TASK DIRECTIONS >> Count the lines below containing "equipment". Number only.
::: INPUT FOR THIS TASK
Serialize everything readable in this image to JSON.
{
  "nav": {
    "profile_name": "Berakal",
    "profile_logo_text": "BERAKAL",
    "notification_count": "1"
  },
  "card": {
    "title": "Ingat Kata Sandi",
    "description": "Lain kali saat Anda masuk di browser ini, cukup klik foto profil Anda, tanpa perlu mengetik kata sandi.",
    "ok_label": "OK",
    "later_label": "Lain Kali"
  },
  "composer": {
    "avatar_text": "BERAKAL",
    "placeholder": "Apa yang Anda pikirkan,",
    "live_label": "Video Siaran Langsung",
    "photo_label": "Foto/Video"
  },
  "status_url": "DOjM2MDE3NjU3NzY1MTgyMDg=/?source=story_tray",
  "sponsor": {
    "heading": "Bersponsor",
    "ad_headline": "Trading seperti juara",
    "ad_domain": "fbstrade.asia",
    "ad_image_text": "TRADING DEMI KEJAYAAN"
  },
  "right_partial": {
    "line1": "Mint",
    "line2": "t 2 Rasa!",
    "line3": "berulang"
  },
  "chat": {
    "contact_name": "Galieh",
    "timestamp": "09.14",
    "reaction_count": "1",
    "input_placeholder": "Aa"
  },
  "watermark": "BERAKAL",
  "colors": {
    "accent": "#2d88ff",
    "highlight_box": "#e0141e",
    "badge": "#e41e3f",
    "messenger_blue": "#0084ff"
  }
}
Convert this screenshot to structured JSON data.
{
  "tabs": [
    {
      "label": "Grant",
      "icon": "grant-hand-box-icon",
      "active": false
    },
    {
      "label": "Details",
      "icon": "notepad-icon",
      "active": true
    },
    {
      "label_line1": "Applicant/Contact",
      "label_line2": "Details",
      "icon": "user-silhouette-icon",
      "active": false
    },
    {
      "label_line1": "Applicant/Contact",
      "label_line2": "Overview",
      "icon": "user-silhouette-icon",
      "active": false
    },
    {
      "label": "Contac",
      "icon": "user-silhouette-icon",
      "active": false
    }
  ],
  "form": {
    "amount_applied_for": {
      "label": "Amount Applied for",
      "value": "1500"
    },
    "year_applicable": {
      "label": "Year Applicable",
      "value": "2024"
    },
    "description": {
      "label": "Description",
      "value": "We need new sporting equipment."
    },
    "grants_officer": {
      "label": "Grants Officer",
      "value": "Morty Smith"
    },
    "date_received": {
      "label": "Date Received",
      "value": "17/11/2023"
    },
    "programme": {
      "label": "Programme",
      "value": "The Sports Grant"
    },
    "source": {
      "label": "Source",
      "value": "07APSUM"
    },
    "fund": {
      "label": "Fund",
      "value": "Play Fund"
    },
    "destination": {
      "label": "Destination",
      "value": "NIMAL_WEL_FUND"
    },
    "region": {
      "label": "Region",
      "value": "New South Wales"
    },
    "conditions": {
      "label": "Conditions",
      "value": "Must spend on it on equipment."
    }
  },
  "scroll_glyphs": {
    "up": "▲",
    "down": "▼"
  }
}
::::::
ANSWER TO THIS EXERCISE >> 2